== Supplied records ==
▽
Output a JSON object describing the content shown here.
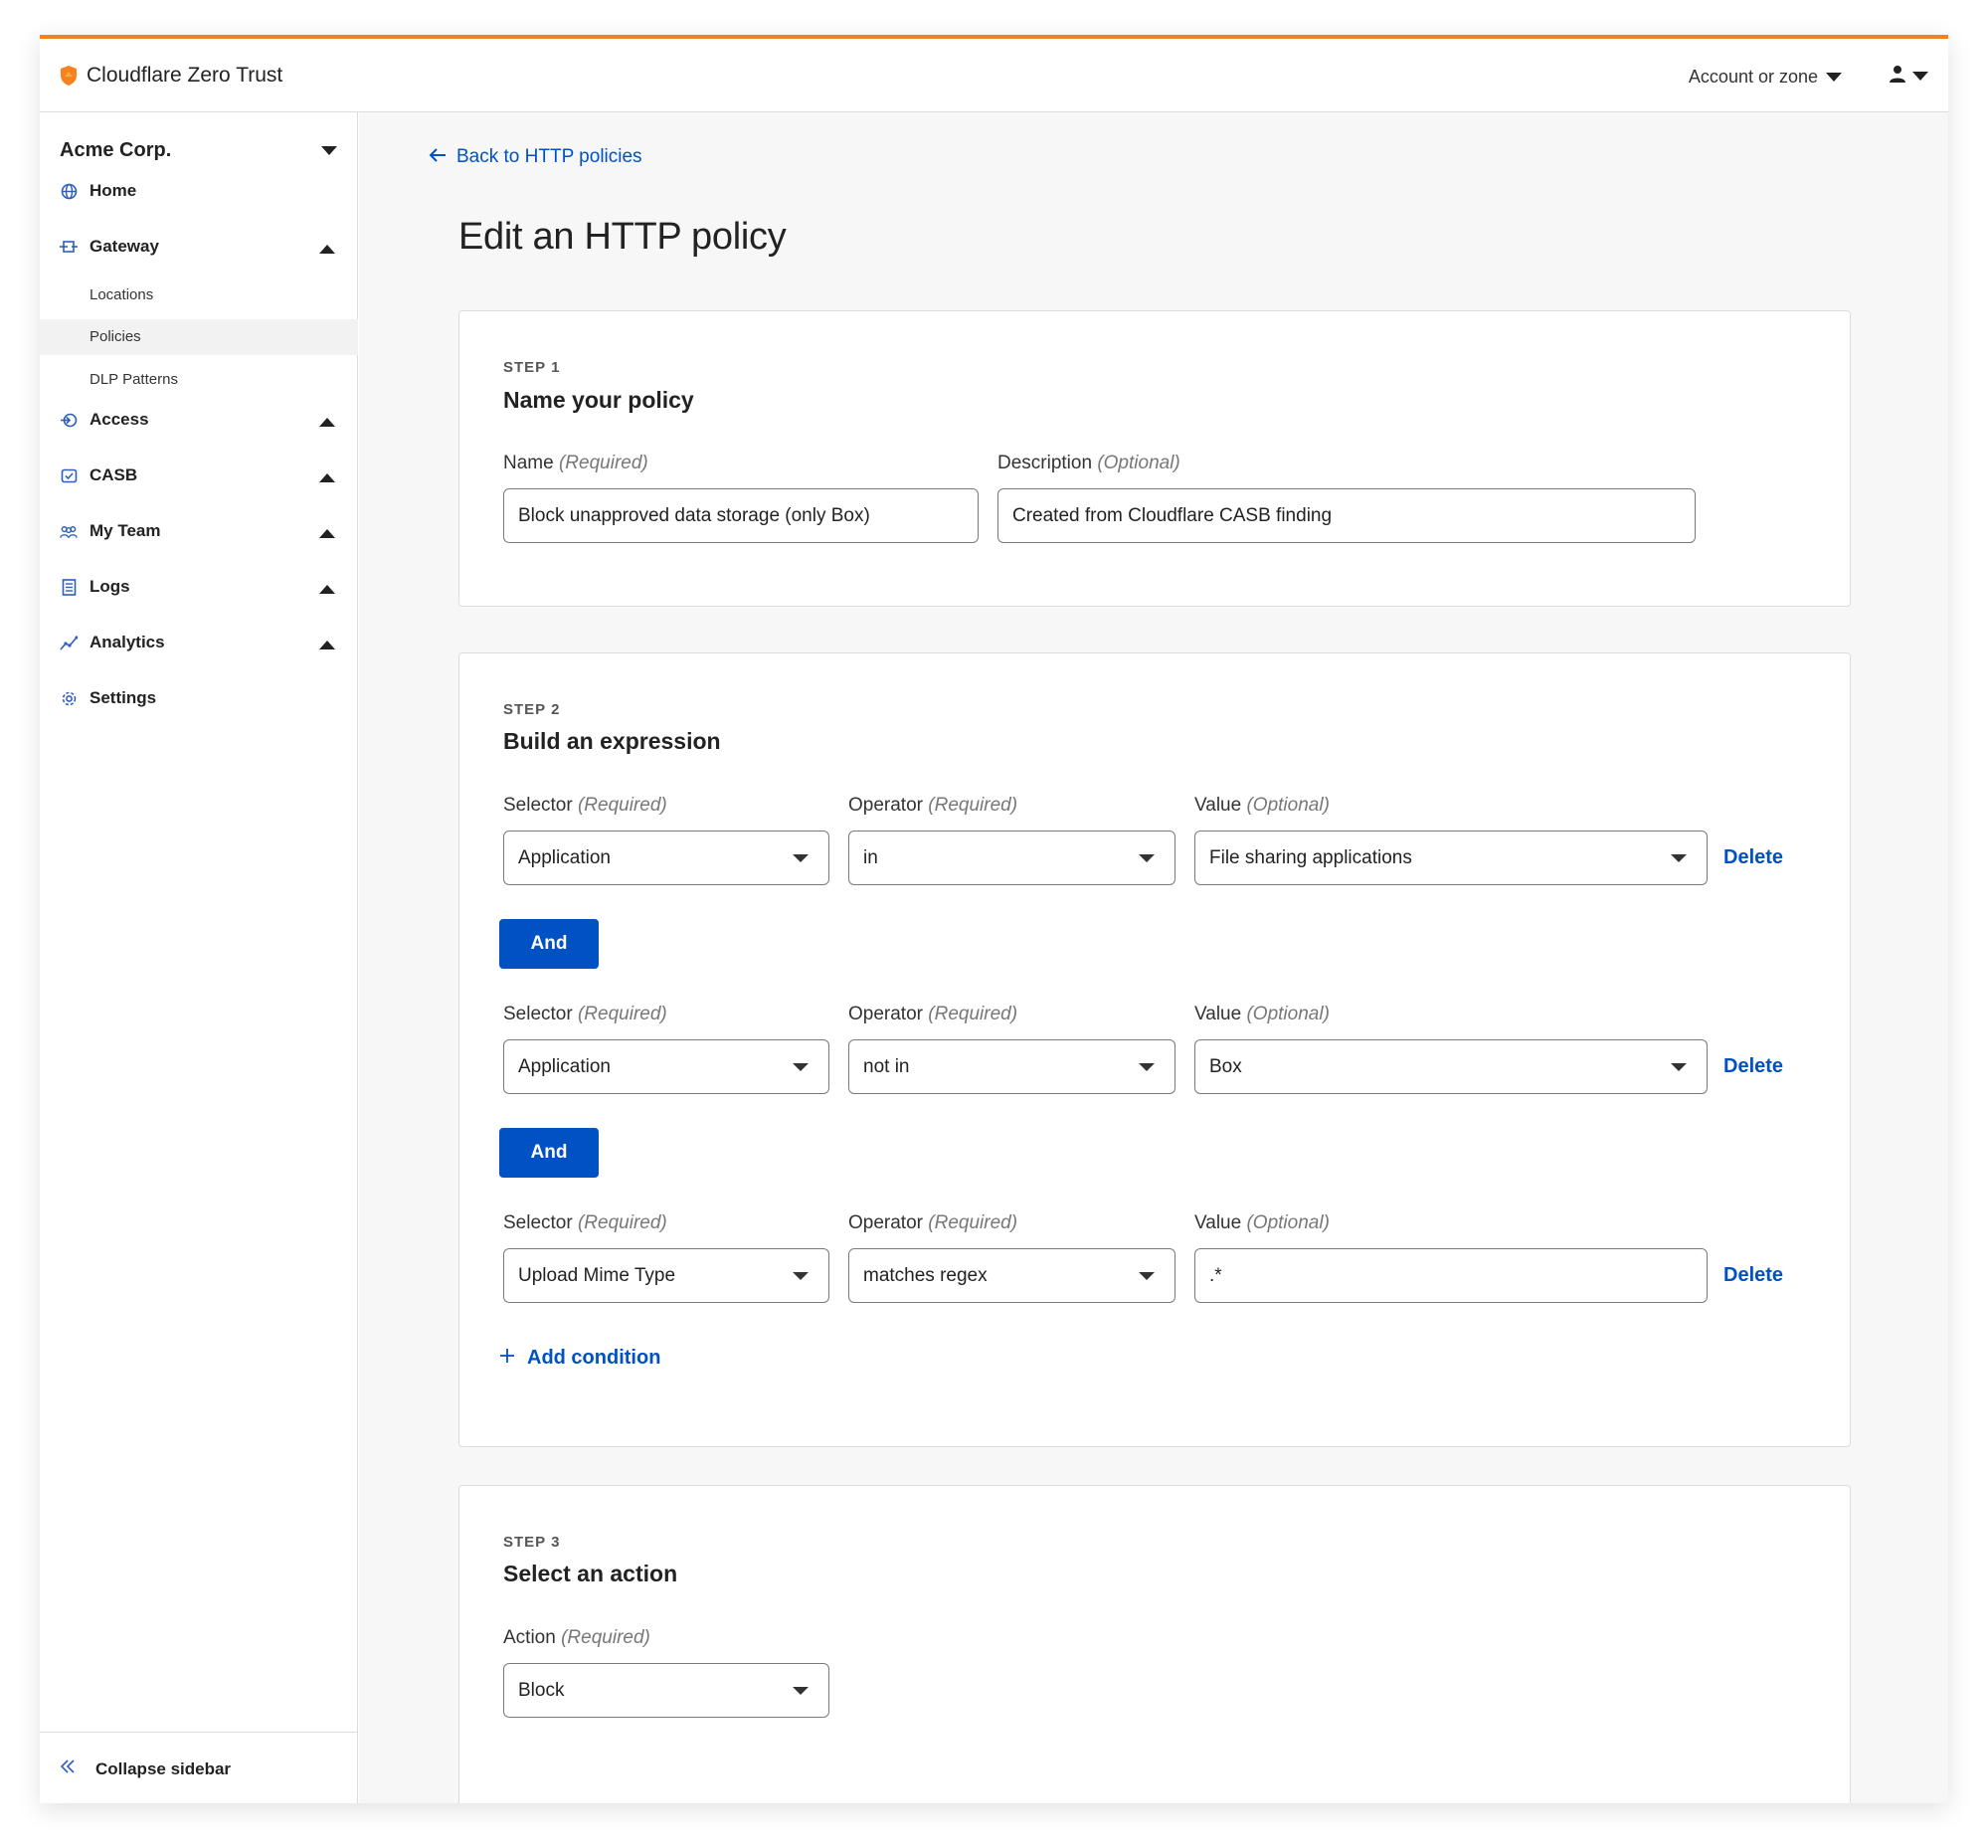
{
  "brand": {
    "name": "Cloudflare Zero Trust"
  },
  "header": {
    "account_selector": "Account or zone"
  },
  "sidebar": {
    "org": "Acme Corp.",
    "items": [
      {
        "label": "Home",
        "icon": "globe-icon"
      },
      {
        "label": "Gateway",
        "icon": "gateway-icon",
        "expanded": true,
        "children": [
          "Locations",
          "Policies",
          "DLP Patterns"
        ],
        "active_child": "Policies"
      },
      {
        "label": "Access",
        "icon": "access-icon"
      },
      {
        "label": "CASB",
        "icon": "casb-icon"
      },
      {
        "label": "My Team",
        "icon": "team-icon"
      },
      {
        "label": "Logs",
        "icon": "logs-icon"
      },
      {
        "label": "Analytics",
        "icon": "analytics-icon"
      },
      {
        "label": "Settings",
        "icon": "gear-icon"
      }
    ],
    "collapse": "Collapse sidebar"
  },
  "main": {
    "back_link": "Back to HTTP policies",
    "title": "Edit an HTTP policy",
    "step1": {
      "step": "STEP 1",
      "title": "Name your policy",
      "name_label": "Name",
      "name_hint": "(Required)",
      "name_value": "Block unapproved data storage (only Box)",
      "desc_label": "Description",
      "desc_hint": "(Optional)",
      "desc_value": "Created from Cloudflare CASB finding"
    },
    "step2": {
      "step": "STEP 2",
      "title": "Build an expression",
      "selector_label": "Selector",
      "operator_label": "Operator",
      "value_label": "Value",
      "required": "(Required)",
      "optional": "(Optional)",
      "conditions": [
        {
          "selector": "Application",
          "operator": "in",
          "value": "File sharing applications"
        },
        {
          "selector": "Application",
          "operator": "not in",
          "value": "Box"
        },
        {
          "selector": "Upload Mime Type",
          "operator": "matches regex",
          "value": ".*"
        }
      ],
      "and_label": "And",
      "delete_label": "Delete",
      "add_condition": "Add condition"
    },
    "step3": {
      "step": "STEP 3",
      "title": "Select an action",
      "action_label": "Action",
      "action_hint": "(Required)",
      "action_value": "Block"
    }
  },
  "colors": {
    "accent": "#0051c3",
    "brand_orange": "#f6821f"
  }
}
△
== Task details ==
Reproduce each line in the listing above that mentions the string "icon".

== Solution to the exercise ==
        "icon": "globe-icon"
        "icon": "gateway-icon",
        "icon": "access-icon"
        "icon": "casb-icon"
        "icon": "team-icon"
        "icon": "logs-icon"
        "icon": "analytics-icon"
        "icon": "gear-icon"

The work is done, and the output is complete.